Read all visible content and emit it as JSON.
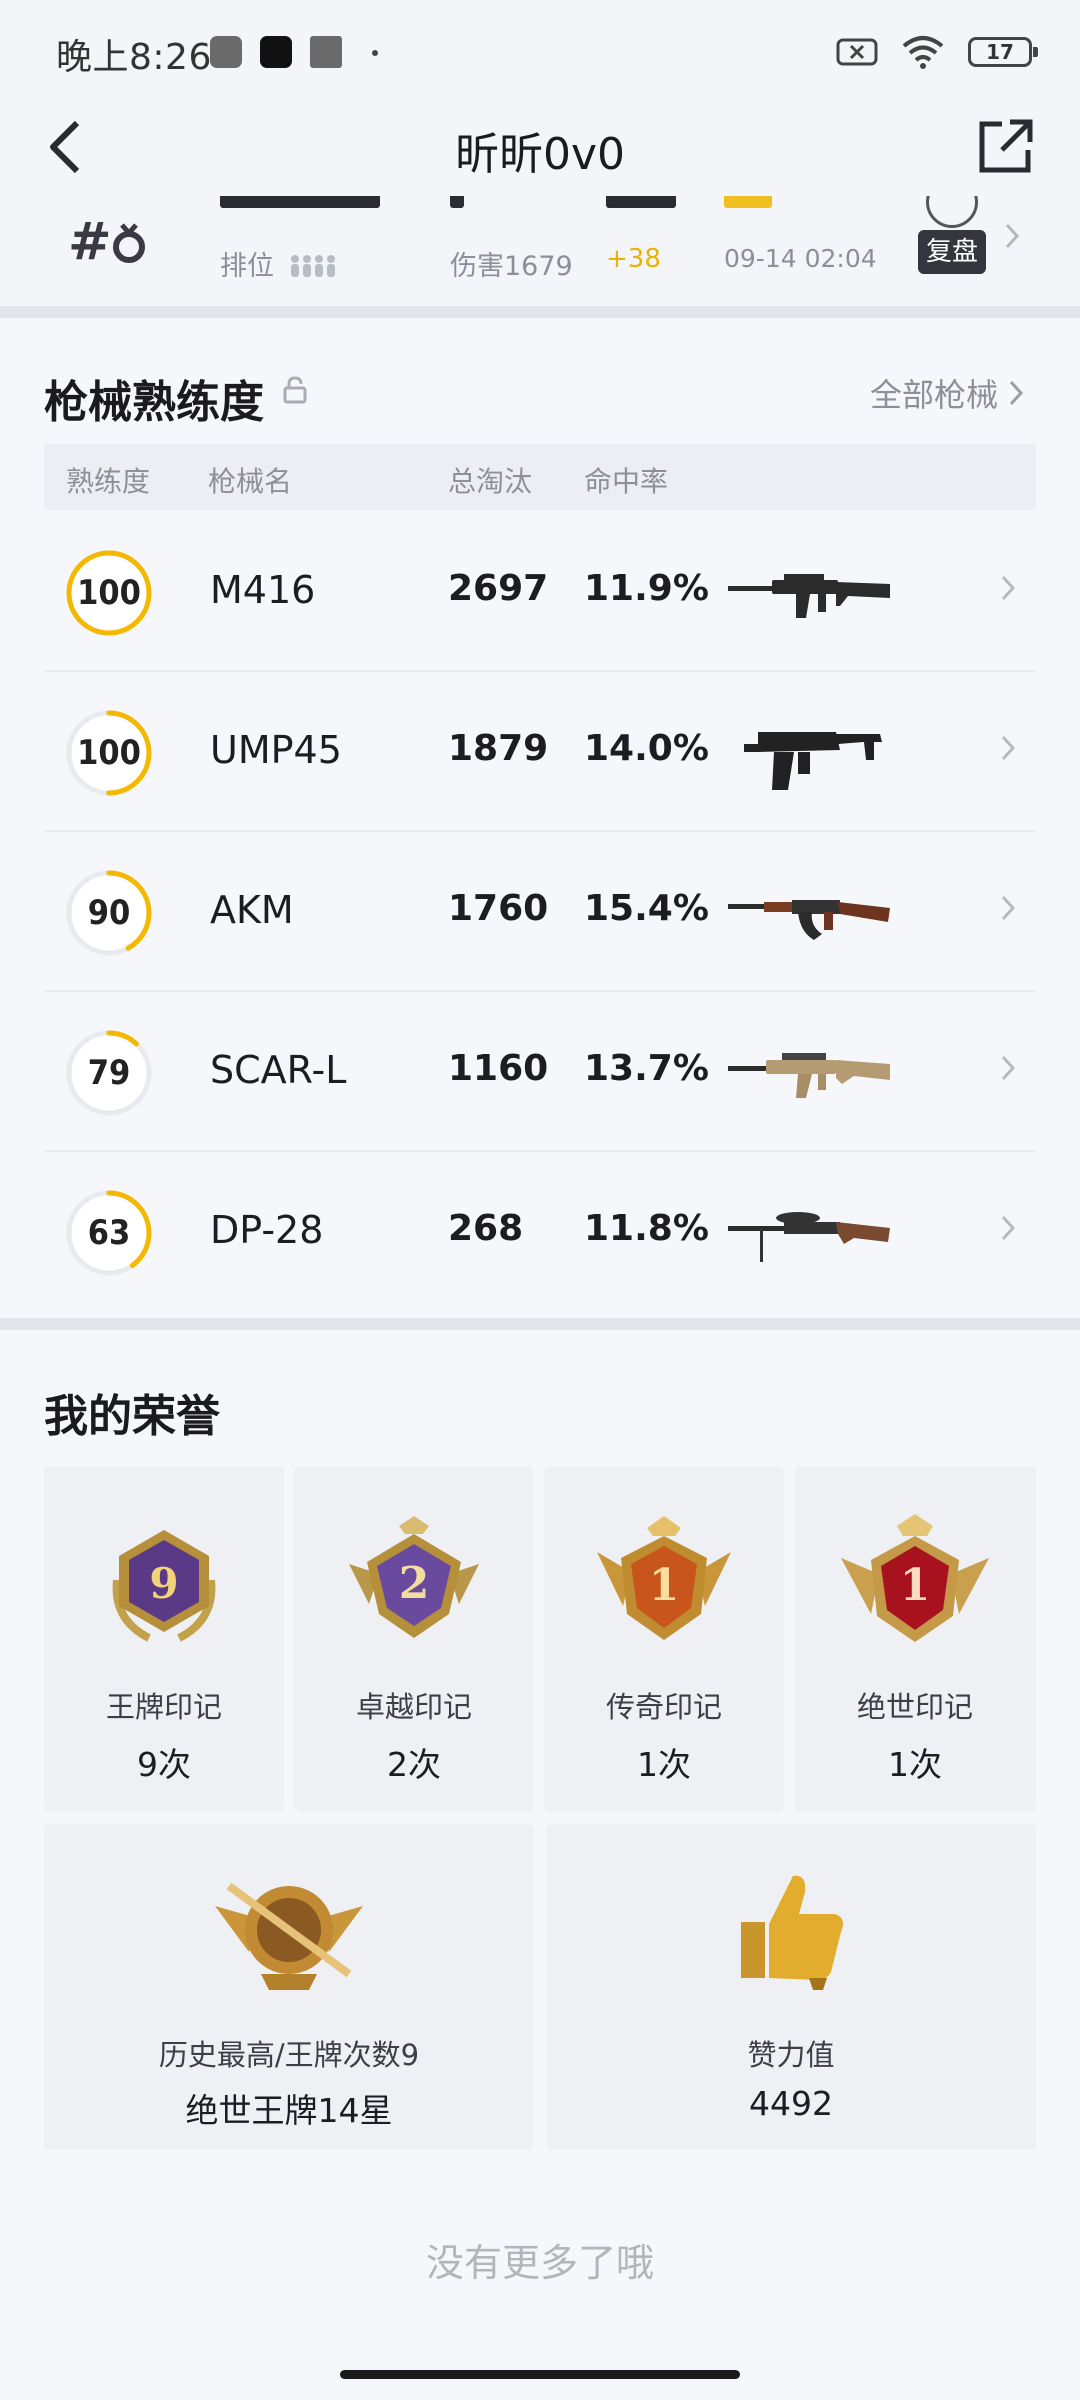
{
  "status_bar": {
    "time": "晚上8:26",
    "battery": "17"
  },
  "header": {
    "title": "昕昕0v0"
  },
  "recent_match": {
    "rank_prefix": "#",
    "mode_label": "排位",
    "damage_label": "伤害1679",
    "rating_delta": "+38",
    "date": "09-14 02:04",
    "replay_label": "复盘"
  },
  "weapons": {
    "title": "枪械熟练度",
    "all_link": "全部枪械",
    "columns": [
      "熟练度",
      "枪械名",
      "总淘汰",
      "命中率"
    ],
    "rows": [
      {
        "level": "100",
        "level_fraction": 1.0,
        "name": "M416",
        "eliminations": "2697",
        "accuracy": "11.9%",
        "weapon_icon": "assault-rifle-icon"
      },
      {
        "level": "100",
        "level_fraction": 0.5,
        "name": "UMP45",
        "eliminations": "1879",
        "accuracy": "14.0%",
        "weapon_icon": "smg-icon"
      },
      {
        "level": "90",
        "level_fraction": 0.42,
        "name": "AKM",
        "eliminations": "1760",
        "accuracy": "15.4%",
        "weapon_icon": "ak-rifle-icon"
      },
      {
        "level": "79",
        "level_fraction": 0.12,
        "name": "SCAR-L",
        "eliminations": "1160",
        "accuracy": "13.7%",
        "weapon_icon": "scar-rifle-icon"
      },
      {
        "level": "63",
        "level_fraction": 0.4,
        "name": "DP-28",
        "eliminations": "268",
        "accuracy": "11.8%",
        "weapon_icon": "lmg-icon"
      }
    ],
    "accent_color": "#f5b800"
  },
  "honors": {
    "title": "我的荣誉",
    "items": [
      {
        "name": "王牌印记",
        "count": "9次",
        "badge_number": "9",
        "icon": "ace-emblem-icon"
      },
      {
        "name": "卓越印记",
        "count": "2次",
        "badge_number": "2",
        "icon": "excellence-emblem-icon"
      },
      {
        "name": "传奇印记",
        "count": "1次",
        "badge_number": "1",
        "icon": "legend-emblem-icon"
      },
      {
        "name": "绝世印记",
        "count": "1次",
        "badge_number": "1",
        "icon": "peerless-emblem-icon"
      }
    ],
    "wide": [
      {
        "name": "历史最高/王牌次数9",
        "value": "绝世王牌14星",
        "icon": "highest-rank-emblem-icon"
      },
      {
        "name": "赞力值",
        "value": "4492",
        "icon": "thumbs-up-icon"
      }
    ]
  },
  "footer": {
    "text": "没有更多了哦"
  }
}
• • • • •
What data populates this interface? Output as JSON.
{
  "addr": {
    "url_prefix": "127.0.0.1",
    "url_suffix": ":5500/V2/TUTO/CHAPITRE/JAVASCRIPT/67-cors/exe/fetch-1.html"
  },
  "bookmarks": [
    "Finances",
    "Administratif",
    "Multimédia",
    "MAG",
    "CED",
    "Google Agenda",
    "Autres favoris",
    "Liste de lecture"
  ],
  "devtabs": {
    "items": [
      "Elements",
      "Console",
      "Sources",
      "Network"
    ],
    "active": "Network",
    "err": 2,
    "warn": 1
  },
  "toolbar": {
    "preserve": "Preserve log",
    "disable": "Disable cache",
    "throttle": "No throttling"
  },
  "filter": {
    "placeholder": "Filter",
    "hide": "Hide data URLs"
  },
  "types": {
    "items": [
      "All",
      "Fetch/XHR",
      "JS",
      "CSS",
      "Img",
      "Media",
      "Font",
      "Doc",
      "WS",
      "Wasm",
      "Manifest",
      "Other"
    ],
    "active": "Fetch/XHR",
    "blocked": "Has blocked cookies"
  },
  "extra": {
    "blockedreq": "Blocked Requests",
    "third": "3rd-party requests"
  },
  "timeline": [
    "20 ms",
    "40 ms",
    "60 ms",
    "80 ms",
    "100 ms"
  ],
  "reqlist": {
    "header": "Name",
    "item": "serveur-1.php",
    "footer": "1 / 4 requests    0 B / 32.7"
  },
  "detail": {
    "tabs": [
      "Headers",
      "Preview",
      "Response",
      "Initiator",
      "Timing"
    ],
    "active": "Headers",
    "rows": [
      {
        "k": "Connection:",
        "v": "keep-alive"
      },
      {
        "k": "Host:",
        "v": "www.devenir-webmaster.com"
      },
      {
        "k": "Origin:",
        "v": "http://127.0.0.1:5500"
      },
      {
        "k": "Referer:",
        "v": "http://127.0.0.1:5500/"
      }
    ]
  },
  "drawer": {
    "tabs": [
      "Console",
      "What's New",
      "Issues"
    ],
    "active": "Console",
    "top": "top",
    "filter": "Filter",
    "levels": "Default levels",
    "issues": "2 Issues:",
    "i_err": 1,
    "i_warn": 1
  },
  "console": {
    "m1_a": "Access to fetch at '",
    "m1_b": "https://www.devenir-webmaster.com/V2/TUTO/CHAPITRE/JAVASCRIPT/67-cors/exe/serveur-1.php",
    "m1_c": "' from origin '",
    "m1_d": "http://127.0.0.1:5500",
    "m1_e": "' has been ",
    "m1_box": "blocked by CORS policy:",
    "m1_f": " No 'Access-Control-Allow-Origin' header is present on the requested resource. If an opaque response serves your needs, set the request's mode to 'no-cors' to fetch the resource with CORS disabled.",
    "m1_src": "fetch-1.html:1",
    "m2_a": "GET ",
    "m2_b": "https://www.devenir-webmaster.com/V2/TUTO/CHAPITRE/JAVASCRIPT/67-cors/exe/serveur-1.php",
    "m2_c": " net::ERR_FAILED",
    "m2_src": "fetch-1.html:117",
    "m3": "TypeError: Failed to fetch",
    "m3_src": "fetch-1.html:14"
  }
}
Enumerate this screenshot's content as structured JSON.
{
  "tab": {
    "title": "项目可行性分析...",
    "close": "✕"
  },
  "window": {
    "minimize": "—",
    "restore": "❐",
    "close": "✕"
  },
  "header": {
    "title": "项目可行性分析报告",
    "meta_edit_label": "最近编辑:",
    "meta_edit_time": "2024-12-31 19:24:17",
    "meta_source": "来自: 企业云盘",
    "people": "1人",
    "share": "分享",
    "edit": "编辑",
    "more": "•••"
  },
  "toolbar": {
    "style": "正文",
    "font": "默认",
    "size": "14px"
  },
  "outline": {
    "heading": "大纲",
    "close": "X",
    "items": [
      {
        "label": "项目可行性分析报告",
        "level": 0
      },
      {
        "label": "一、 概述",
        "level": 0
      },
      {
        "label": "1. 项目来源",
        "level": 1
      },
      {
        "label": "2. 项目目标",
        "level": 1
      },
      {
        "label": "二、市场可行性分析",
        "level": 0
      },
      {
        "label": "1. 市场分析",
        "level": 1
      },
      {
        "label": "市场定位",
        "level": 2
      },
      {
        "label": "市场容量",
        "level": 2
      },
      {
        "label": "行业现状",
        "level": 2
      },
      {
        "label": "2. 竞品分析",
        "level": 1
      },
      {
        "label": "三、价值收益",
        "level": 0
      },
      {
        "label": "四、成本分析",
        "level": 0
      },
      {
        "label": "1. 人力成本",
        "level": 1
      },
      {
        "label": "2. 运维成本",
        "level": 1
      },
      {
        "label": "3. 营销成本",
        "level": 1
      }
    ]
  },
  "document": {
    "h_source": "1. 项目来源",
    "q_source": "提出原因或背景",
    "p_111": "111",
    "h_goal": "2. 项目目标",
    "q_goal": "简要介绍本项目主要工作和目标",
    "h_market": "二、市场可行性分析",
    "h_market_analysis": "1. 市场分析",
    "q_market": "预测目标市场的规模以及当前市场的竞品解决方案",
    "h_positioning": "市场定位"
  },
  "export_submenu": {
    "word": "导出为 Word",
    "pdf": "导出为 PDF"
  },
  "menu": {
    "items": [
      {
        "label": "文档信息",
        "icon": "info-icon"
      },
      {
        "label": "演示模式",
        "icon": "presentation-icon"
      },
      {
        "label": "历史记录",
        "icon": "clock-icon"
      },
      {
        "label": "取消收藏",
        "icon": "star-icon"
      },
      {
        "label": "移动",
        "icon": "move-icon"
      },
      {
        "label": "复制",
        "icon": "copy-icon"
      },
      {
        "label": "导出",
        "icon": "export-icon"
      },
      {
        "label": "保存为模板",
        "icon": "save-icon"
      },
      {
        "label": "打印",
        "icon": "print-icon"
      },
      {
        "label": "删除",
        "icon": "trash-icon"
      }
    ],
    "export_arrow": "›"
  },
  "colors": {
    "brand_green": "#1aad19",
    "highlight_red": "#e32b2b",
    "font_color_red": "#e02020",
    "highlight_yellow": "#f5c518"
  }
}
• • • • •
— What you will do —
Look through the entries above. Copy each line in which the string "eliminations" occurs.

— The answer —
        "eliminations": "2697",
        "eliminations": "1879",
        "eliminations": "1760",
        "eliminations": "1160",
        "eliminations": "268",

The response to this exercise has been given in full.